Plymouth Struggles to Fill Seasonal, Regular Jobs
Help wanted signs are everywhere you look these days. The labor shortage is affecting not only companies but cities too. Hiring managers say there are several reasons for the worker shortage: high unemployment benefits, child care issues and fears of contracting COVID-19.
In Plymouth, seasonal and temp workers are responsible for maintaining public spaces. In a typical year, the Plymouth Parks and Recreation Department would hire 23 seasonal workers and about eight temporary positions.
“April 1, we had four people actually show up the first day,” said Brian Swartz, the city’s park forestry supervisor. “We’re down to 14 employees where we normally have.”
The Plymouth’s Parks and Recreation Department is stretched thin because of the worker shortage.
“We actually contracted more of our lawn mowing out to contractors and hope they can get it done for us,” explained Swartz.
Staff on hand is having to work longer hours and much harder to get everything done.
“The mowing might not get done every five to seven days as normal. It might be seven to 10 days,” said Swartz. “We will still be doing our ball field maintenance and our painting for our associations on schedule.”
The Plymouth Ice Center is desperate to hire at least 10 more part-time workers as well.
Erik Halverson, manager of the Plymouth Ice Center, says it’s been challenging this year to attract applicants.
“We may be getting one applicant every two to three weeks, and they don’t always pan out,” he said.
Plymouth Ice Center Might Have To Change Hours Due to Worker Shortage
Full-time staff is flexing its hours to cover busy times during the evening and weekends. But Halverson says they can’t do this for much longer.

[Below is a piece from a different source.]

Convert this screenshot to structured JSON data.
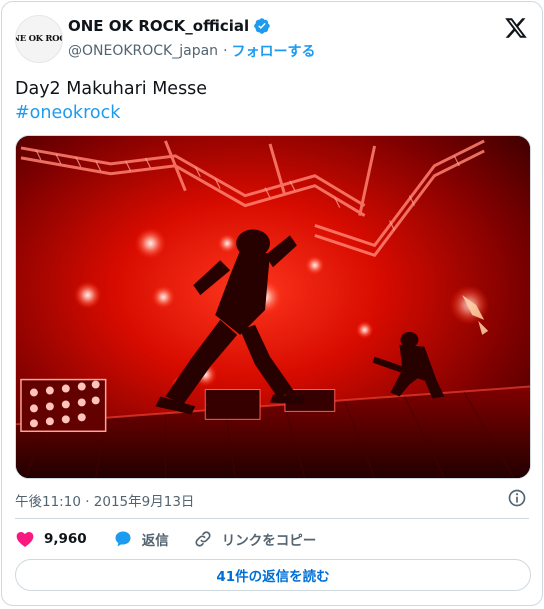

“Right now, it’s a band-aid to fix this, but to sustain it, that would require us to keep increasing our ice rental rates,” explained Halverson. “I think we’ll be okay though June, but once we get to the end of July and August, it could get desperate.”
Ice center officials say people use the facility year-round, and they don’t want to have to reduce hours.
“We provide a service for all the kids in this community, and we want this to be their facility,” said Halverson.